Exercise instructions: Down to the last line, print the data that follows exactly, without its pictures.

Task input:

* * * * * * * * *

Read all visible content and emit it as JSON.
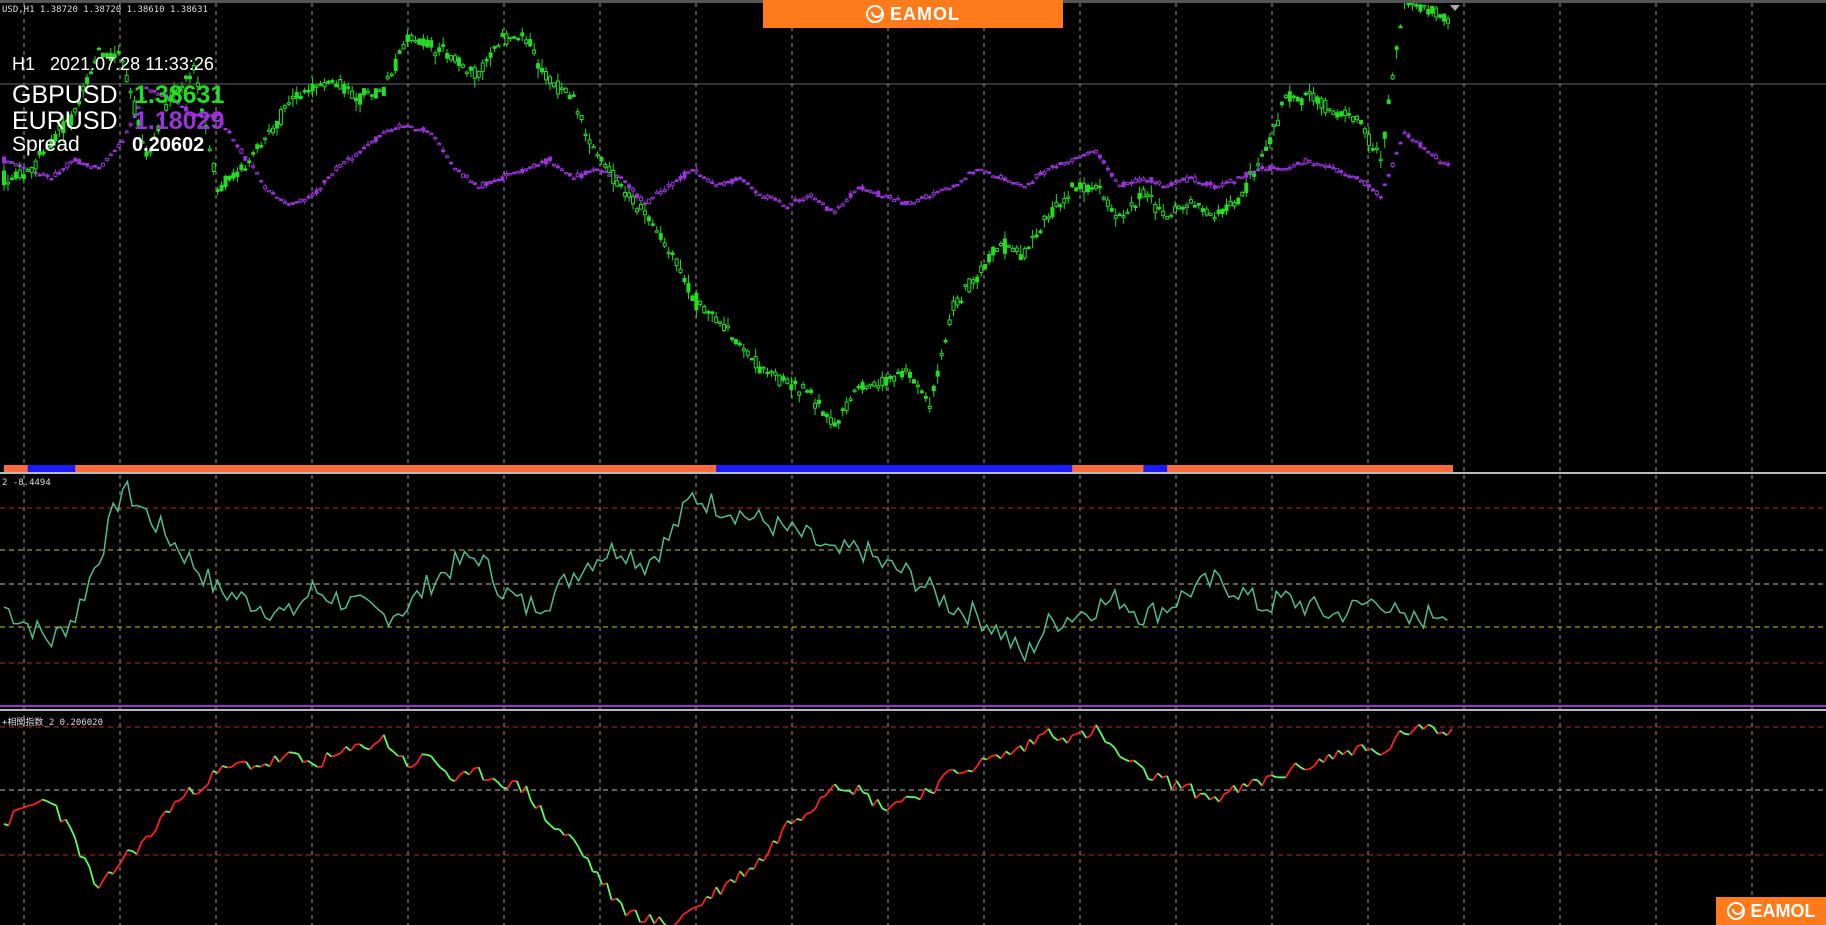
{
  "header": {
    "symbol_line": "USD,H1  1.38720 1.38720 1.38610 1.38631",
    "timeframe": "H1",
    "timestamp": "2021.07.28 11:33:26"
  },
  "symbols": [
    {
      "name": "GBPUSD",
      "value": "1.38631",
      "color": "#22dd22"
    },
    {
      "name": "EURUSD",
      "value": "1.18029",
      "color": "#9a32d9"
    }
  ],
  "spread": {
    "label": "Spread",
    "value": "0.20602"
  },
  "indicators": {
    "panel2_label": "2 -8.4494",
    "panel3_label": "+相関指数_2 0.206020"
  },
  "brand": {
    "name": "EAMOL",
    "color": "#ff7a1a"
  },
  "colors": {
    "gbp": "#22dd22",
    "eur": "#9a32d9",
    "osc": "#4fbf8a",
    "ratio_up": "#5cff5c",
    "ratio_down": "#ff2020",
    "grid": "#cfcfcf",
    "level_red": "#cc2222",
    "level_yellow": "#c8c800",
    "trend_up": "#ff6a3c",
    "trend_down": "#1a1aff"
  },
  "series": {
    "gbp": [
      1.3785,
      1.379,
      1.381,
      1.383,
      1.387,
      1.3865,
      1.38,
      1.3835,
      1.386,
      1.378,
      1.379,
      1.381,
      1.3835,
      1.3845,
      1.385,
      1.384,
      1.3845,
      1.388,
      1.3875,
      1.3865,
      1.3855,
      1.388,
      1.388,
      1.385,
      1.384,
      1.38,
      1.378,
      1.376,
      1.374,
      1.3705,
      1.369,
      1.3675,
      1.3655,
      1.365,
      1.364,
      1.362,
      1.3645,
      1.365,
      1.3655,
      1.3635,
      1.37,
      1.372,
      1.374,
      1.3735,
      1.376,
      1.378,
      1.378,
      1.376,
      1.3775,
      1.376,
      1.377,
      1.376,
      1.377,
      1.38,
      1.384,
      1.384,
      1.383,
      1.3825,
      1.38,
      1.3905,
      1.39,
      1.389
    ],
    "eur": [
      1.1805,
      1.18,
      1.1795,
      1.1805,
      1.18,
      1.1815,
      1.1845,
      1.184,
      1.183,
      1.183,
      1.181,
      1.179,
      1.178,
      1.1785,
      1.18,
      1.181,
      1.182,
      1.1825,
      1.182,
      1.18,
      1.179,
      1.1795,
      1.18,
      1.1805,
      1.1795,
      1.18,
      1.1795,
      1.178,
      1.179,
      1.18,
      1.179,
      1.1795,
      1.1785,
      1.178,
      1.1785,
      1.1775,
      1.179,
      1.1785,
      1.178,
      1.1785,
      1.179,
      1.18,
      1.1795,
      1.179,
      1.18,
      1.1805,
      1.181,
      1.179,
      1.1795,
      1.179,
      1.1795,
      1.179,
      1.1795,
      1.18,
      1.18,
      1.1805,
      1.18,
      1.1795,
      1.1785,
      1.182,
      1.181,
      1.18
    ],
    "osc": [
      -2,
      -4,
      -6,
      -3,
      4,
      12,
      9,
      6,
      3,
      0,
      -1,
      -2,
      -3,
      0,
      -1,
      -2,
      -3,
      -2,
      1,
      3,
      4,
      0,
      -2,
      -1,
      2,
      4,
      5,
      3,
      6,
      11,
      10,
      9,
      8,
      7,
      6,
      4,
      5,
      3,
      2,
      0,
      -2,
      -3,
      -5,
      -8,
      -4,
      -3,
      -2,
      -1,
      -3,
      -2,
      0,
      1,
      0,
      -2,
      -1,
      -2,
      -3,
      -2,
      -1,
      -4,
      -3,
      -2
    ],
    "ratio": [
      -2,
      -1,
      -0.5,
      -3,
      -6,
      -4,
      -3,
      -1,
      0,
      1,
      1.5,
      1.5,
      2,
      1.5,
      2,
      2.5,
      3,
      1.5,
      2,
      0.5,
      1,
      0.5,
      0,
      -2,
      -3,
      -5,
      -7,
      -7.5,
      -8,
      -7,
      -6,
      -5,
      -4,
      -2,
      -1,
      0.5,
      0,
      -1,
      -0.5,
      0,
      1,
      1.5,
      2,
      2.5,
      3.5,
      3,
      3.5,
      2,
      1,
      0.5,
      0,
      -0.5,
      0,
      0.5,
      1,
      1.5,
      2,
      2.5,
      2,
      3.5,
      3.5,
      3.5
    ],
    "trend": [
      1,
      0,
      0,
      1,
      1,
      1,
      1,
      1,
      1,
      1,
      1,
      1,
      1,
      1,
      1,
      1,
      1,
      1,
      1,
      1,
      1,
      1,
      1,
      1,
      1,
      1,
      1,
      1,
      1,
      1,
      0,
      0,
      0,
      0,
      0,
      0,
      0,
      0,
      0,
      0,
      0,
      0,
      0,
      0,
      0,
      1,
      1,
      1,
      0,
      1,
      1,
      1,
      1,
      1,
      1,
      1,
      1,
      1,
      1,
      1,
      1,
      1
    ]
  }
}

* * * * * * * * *

Output of the exercise:
Read all visible content and emit it as JSON.
{
  "header": {
    "symbol_line": "USD,H1  1.38720 1.38720 1.38610 1.38631",
    "timeframe": "H1",
    "timestamp": "2021.07.28 11:33:26"
  },
  "symbols": [
    {
      "name": "GBPUSD",
      "value": "1.38631",
      "color": "#22dd22"
    },
    {
      "name": "EURUSD",
      "value": "1.18029",
      "color": "#9a32d9"
    }
  ],
  "spread": {
    "label": "Spread",
    "value": "0.20602"
  },
  "indicators": {
    "panel2_label": "2 -8.4494",
    "panel3_label": "+相関指数_2 0.206020"
  },
  "brand": {
    "name": "EAMOL",
    "color": "#ff7a1a"
  },
  "colors": {
    "gbp": "#22dd22",
    "eur": "#9a32d9",
    "osc": "#4fbf8a",
    "ratio_up": "#5cff5c",
    "ratio_down": "#ff2020",
    "grid": "#cfcfcf",
    "level_red": "#cc2222",
    "level_yellow": "#c8c800",
    "trend_up": "#ff6a3c",
    "trend_down": "#1a1aff"
  },
  "series": {
    "gbp": [
      1.3785,
      1.379,
      1.381,
      1.383,
      1.387,
      1.3865,
      1.38,
      1.3835,
      1.386,
      1.378,
      1.379,
      1.381,
      1.3835,
      1.3845,
      1.385,
      1.384,
      1.3845,
      1.388,
      1.3875,
      1.3865,
      1.3855,
      1.388,
      1.388,
      1.385,
      1.384,
      1.38,
      1.378,
      1.376,
      1.374,
      1.3705,
      1.369,
      1.3675,
      1.3655,
      1.365,
      1.364,
      1.362,
      1.3645,
      1.365,
      1.3655,
      1.3635,
      1.37,
      1.372,
      1.374,
      1.3735,
      1.376,
      1.378,
      1.378,
      1.376,
      1.3775,
      1.376,
      1.377,
      1.376,
      1.377,
      1.38,
      1.384,
      1.384,
      1.383,
      1.3825,
      1.38,
      1.3905,
      1.39,
      1.389
    ],
    "eur": [
      1.1805,
      1.18,
      1.1795,
      1.1805,
      1.18,
      1.1815,
      1.1845,
      1.184,
      1.183,
      1.183,
      1.181,
      1.179,
      1.178,
      1.1785,
      1.18,
      1.181,
      1.182,
      1.1825,
      1.182,
      1.18,
      1.179,
      1.1795,
      1.18,
      1.1805,
      1.1795,
      1.18,
      1.1795,
      1.178,
      1.179,
      1.18,
      1.179,
      1.1795,
      1.1785,
      1.178,
      1.1785,
      1.1775,
      1.179,
      1.1785,
      1.178,
      1.1785,
      1.179,
      1.18,
      1.1795,
      1.179,
      1.18,
      1.1805,
      1.181,
      1.179,
      1.1795,
      1.179,
      1.1795,
      1.179,
      1.1795,
      1.18,
      1.18,
      1.1805,
      1.18,
      1.1795,
      1.1785,
      1.182,
      1.181,
      1.18
    ],
    "osc": [
      -2,
      -4,
      -6,
      -3,
      4,
      12,
      9,
      6,
      3,
      0,
      -1,
      -2,
      -3,
      0,
      -1,
      -2,
      -3,
      -2,
      1,
      3,
      4,
      0,
      -2,
      -1,
      2,
      4,
      5,
      3,
      6,
      11,
      10,
      9,
      8,
      7,
      6,
      4,
      5,
      3,
      2,
      0,
      -2,
      -3,
      -5,
      -8,
      -4,
      -3,
      -2,
      -1,
      -3,
      -2,
      0,
      1,
      0,
      -2,
      -1,
      -2,
      -3,
      -2,
      -1,
      -4,
      -3,
      -2
    ],
    "ratio": [
      -2,
      -1,
      -0.5,
      -3,
      -6,
      -4,
      -3,
      -1,
      0,
      1,
      1.5,
      1.5,
      2,
      1.5,
      2,
      2.5,
      3,
      1.5,
      2,
      0.5,
      1,
      0.5,
      0,
      -2,
      -3,
      -5,
      -7,
      -7.5,
      -8,
      -7,
      -6,
      -5,
      -4,
      -2,
      -1,
      0.5,
      0,
      -1,
      -0.5,
      0,
      1,
      1.5,
      2,
      2.5,
      3.5,
      3,
      3.5,
      2,
      1,
      0.5,
      0,
      -0.5,
      0,
      0.5,
      1,
      1.5,
      2,
      2.5,
      2,
      3.5,
      3.5,
      3.5
    ],
    "trend": [
      1,
      0,
      0,
      1,
      1,
      1,
      1,
      1,
      1,
      1,
      1,
      1,
      1,
      1,
      1,
      1,
      1,
      1,
      1,
      1,
      1,
      1,
      1,
      1,
      1,
      1,
      1,
      1,
      1,
      1,
      0,
      0,
      0,
      0,
      0,
      0,
      0,
      0,
      0,
      0,
      0,
      0,
      0,
      0,
      0,
      1,
      1,
      1,
      0,
      1,
      1,
      1,
      1,
      1,
      1,
      1,
      1,
      1,
      1,
      1,
      1,
      1
    ]
  }
}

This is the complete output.